## RECORDS SUPPLIED:
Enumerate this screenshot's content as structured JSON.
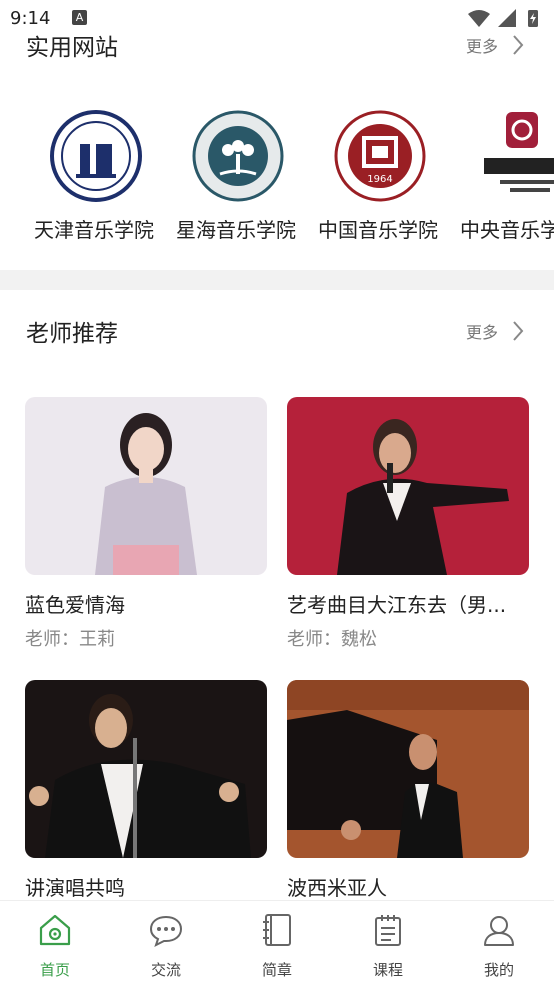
{
  "status_bar": {
    "time": "9:14",
    "notification_letter": "A"
  },
  "sites_section": {
    "title": "实用网站",
    "more": "更多",
    "items": [
      {
        "name": "天津音乐学院",
        "logo_color": "#1d2f6b"
      },
      {
        "name": "星海音乐学院",
        "logo_color": "#2a5868"
      },
      {
        "name": "中国音乐学院",
        "logo_color": "#9a1f24",
        "logo_text": "1964"
      },
      {
        "name": "中央音乐学院",
        "logo_color": "#a11f3a"
      }
    ]
  },
  "teachers_section": {
    "title": "老师推荐",
    "more": "更多",
    "cards": [
      {
        "title": "蓝色爱情海",
        "teacher": "老师：王莉"
      },
      {
        "title": "艺考曲目大江东去（男...",
        "teacher": "老师：魏松"
      },
      {
        "title": "讲演唱共鸣",
        "teacher": ""
      },
      {
        "title": "波西米亚人",
        "teacher": ""
      }
    ]
  },
  "tab_bar": {
    "items": [
      {
        "label": "首页",
        "icon": "home-icon",
        "active": true
      },
      {
        "label": "交流",
        "icon": "chat-icon",
        "active": false
      },
      {
        "label": "简章",
        "icon": "notebook-icon",
        "active": false
      },
      {
        "label": "课程",
        "icon": "calendar-icon",
        "active": false
      },
      {
        "label": "我的",
        "icon": "user-icon",
        "active": false
      }
    ],
    "active_color": "#3a9e4a"
  }
}
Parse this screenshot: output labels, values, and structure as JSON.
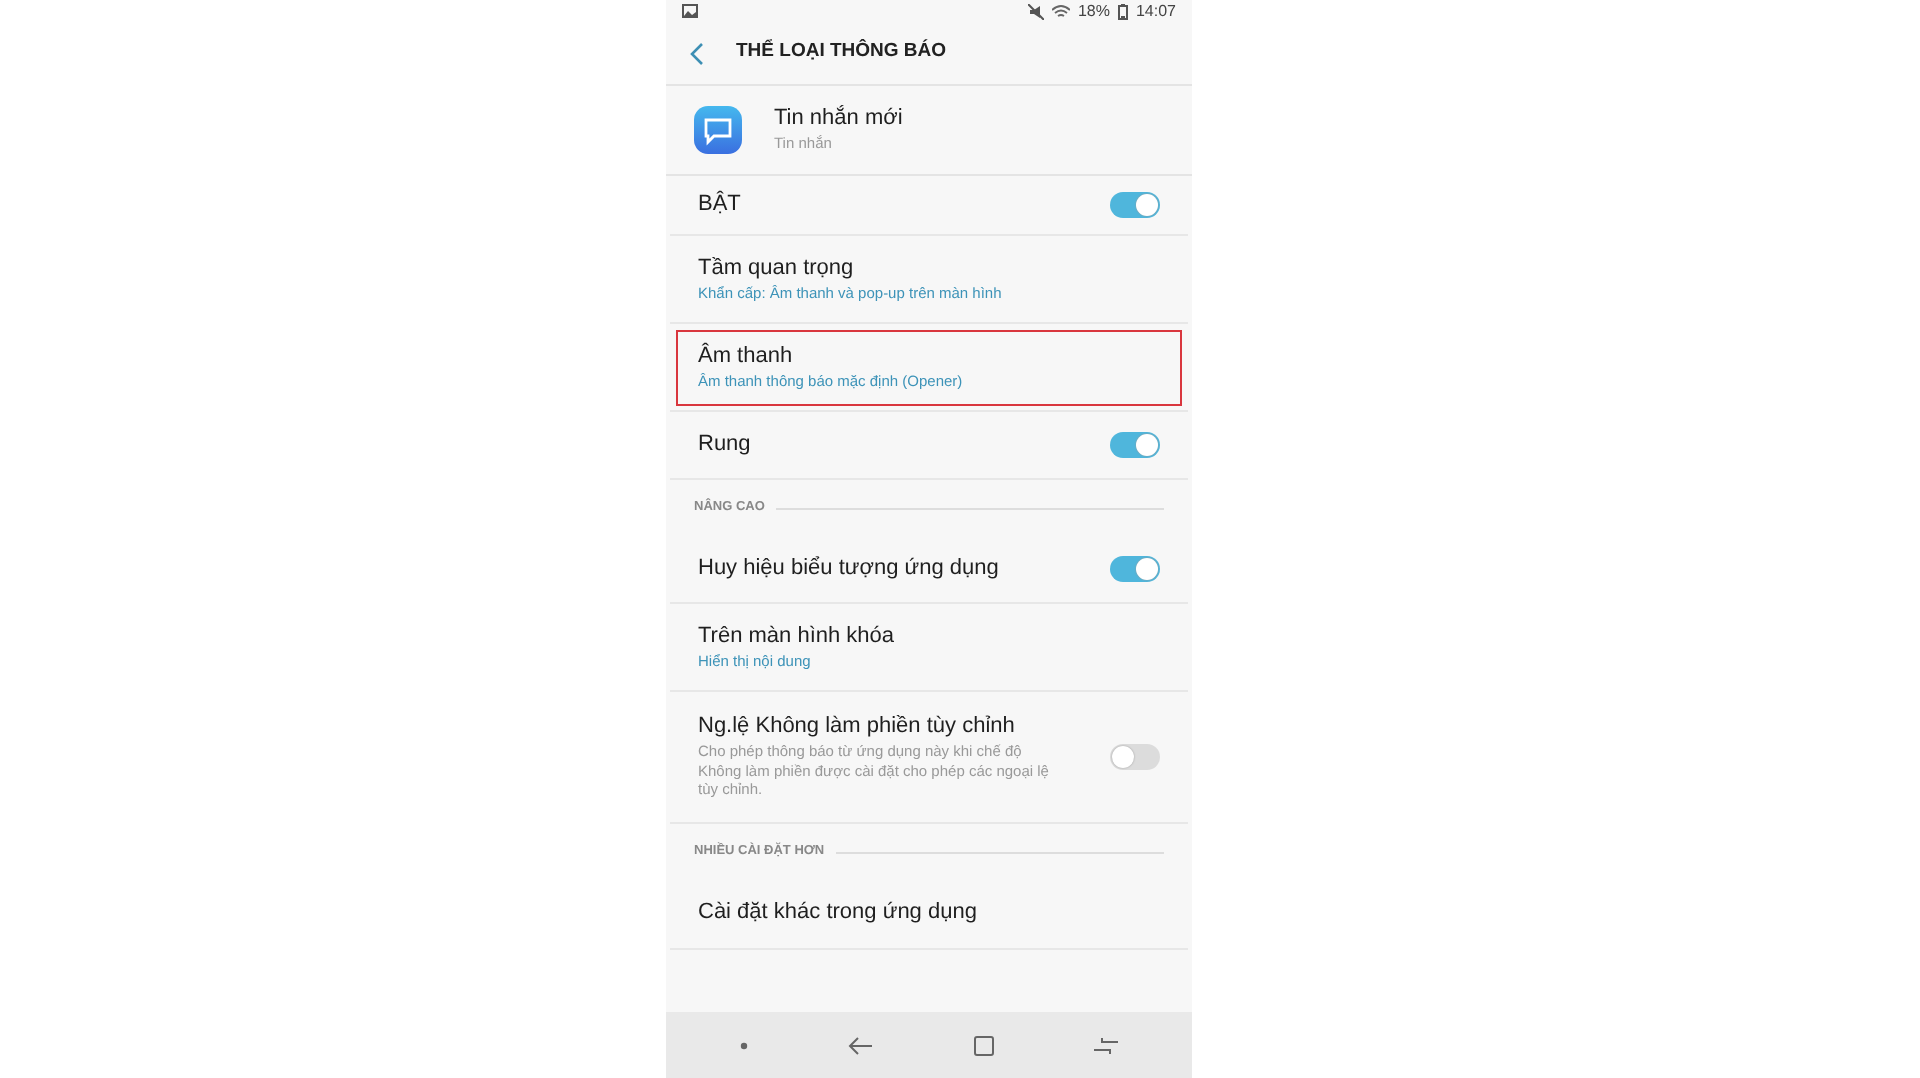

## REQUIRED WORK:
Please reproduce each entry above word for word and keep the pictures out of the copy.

## SOLUTION:
Enumerate this screenshot's content as structured JSON.
{
  "status_bar": {
    "time": "9:14",
    "notification_letter": "A"
  },
  "sites_section": {
    "title": "实用网站",
    "more": "更多",
    "items": [
      {
        "name": "天津音乐学院",
        "logo_color": "#1d2f6b"
      },
      {
        "name": "星海音乐学院",
        "logo_color": "#2a5868"
      },
      {
        "name": "中国音乐学院",
        "logo_color": "#9a1f24",
        "logo_text": "1964"
      },
      {
        "name": "中央音乐学院",
        "logo_color": "#a11f3a"
      }
    ]
  },
  "teachers_section": {
    "title": "老师推荐",
    "more": "更多",
    "cards": [
      {
        "title": "蓝色爱情海",
        "teacher": "老师：王莉"
      },
      {
        "title": "艺考曲目大江东去（男...",
        "teacher": "老师：魏松"
      },
      {
        "title": "讲演唱共鸣",
        "teacher": ""
      },
      {
        "title": "波西米亚人",
        "teacher": ""
      }
    ]
  },
  "tab_bar": {
    "items": [
      {
        "label": "首页",
        "icon": "home-icon",
        "active": true
      },
      {
        "label": "交流",
        "icon": "chat-icon",
        "active": false
      },
      {
        "label": "简章",
        "icon": "notebook-icon",
        "active": false
      },
      {
        "label": "课程",
        "icon": "calendar-icon",
        "active": false
      },
      {
        "label": "我的",
        "icon": "user-icon",
        "active": false
      }
    ],
    "active_color": "#3a9e4a"
  }
}
Parse this screenshot: output labels, values, and structure as JSON.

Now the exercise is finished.